This guy also says he feels terrible for Harris’s family, who he “shattered,” so he manages to have empathy and compassion for us — for the sober ones. And he does acknowledge that “there is a lot of scientific information starting to show it is a medical issue, so [he’s] not impugning his character or desire to overcome his addiction.”
BUT HERE’S THE KICK IN THE NUTS: “Harris seems to have been given every chance, and especially chances well beyond anyone I know because of his money, his family, and Hollywood connections, and he still overdosed and caused his family such horrible pain.”
YES. YES YES YES. LET’S GO BACK TO THE BEGINNING:
It doesn’t give a shit who you are or where you come from.
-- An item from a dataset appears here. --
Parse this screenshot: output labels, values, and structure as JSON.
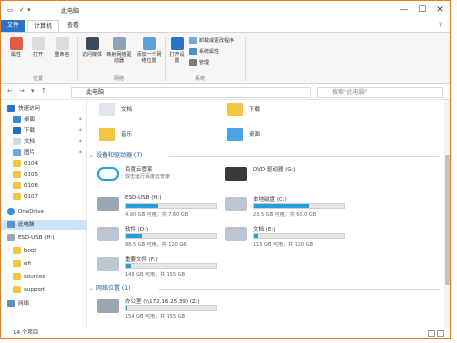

It doesn’t care how successful, talented, wealthy, or smart you are.
It doesn’t care if you are loved.
It doesn’t care if you come from a good family.
It is a relentless, menacing, nasty, mother fucker of a disease.
Would you say of a person who has died from cancer, “Yeah, I mean, it’s a shame that he’s dead, but he had more opportunities and money and success than anyone I’ve heard of so my empathy dance card is full.” Cancer doesn’t give a fuck about any of that shit!! Cancer can kill you no matter who you are.
This is the same lame argument my one one-star reviewer gave the book. I think this one was my favorite: “Perhaps I am bigoted against those who essentially win the genetic lottery….born in to everything, allowed to pursue their dreams, find success and yet still manage to ruin their lives, but in the end are viewed by fans and fellow artists as a ‘magical junkie.’ As a recovering heroin addict I can relate to a lot, but I couldn’t get past viewing him as a poor rich kid whose inability to get clean (despite being given every opportunity imaginable, that others in less affluent circles would literally kill for) proves an inner weakness and lack of consideration for those who loved him and that shouldn’t be glorified.”
Did you guys know that only “poor” drug addicts who are given no opportunities in life deserve our sympathy? Welp, it turns out that those are the rules! So jot ’em down and post ’em on the break room wall!
I mean, hate the book, hate my writing, hate me for being a whiny, insufferable See You Next Tuesday, but don’t shit all over a fucking dead guy. Or, fine, hate him, but love him, too. Because, yes, drug addicts suck. I don’t shy away from that in the book. They can be self-centered and myopic and manipulative and careless and unfeeling. There were times I was so enraged and angry at my brother, I couldn’t bear to speak to him. But I acknowledge that that IS the disease. Cancer patients lose their hair and appetites and energy. Drug addicts lose their humanity. The disease steals it from them. And it does so ruthlessly and relentlessly.
The irony here is that I know I’m going to get negative comments on this piece. And I just want you to know before you post them that I will read them. And I assure you, they will make me feel like shit. And if that makes you feel good to know, then congratulations to you.
For everyone else, especially those who haven’t been personally touched by addiction, just because it’s a difficult disease to wrap your head around doesn’t make it any less real for those who are struggling with it. So dig down deep, access your humanity, and practice empathy for those who are going through it.
All of us are fighting battles.